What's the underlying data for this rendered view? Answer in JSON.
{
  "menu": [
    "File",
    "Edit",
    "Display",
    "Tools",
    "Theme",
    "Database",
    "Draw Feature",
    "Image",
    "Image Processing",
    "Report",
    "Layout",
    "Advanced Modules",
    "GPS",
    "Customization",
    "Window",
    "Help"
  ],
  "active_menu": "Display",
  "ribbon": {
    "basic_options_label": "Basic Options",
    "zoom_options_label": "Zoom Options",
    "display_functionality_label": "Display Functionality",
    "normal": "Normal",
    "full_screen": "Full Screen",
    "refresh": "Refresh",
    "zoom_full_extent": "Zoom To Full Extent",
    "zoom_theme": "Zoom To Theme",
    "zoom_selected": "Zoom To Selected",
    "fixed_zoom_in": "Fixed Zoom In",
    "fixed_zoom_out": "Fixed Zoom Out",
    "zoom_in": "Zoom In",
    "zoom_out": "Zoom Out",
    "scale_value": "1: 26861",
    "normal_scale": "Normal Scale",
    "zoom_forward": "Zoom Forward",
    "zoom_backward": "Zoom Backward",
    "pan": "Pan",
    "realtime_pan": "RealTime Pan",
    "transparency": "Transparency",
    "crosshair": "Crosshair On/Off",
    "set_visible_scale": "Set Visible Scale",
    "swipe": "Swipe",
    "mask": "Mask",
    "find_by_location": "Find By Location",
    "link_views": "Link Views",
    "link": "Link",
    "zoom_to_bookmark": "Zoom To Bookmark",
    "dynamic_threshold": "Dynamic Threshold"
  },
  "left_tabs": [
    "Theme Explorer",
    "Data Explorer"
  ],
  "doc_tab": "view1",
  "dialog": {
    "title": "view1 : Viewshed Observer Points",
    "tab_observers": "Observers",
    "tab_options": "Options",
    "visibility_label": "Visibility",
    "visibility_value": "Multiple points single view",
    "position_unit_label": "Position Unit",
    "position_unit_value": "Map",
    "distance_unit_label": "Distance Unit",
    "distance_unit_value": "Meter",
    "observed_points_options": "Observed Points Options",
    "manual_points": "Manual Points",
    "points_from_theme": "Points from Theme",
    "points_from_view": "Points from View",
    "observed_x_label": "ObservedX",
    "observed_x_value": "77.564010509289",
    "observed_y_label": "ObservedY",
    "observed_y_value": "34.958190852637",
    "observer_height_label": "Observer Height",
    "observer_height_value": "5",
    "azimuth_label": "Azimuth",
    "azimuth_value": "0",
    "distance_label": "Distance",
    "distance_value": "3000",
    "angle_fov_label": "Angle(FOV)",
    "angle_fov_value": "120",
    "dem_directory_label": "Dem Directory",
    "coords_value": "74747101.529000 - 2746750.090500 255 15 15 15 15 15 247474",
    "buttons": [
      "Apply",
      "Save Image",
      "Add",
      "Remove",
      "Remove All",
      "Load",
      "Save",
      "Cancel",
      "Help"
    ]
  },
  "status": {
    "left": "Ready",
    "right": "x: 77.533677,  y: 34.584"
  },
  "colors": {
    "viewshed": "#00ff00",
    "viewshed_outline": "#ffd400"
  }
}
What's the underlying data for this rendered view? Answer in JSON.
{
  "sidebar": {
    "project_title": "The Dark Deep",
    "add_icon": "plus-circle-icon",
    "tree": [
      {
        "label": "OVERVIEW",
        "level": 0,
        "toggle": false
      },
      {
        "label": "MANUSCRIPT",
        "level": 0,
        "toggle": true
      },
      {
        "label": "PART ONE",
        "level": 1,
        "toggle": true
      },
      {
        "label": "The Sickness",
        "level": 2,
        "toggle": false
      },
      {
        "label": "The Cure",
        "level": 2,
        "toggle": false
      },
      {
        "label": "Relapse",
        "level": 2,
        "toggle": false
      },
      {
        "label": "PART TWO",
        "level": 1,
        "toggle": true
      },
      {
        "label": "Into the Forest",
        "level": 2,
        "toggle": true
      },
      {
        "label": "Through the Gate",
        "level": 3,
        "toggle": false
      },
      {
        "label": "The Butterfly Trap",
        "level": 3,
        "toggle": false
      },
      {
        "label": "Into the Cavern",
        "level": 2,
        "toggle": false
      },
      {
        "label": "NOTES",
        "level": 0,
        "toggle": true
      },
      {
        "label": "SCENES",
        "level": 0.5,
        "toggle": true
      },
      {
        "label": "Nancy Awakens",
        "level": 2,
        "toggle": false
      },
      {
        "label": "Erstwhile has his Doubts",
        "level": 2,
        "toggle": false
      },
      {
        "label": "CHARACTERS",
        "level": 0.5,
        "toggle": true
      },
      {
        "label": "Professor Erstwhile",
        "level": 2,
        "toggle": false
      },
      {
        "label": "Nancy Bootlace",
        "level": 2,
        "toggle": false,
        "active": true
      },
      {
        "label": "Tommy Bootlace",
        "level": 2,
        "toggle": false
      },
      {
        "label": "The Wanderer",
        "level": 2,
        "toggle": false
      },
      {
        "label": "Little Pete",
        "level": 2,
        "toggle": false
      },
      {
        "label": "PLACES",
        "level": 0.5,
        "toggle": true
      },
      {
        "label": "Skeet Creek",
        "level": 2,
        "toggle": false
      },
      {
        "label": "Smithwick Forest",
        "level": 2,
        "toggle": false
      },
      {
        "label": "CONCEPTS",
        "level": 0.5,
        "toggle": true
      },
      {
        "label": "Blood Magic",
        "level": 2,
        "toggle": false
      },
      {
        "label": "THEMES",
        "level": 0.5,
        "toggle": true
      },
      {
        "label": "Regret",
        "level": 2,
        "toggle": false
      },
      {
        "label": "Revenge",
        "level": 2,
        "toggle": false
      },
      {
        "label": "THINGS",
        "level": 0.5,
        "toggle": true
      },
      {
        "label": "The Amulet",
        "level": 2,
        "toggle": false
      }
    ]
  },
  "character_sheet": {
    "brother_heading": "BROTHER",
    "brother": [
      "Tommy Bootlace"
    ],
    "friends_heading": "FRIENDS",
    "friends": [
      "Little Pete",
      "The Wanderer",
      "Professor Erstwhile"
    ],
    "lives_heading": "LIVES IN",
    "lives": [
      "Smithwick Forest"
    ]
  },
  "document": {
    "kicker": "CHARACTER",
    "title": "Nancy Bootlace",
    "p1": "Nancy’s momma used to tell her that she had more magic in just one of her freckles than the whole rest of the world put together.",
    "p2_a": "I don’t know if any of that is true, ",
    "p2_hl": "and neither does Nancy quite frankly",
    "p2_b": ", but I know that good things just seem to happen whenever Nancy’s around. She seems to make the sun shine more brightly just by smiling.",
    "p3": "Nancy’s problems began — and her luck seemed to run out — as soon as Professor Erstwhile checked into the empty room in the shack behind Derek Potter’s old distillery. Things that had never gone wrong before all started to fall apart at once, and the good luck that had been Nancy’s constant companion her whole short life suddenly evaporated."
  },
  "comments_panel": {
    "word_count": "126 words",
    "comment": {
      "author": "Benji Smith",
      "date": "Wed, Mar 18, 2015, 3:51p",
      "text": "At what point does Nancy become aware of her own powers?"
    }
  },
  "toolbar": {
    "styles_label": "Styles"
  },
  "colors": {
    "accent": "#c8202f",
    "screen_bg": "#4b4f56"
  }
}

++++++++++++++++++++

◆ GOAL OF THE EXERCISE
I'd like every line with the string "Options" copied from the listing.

◆ SOLUTION
    "basic_options_label": "Basic Options",
    "zoom_options_label": "Zoom Options",
    "tab_options": "Options",
    "observed_points_options": "Observed Points Options",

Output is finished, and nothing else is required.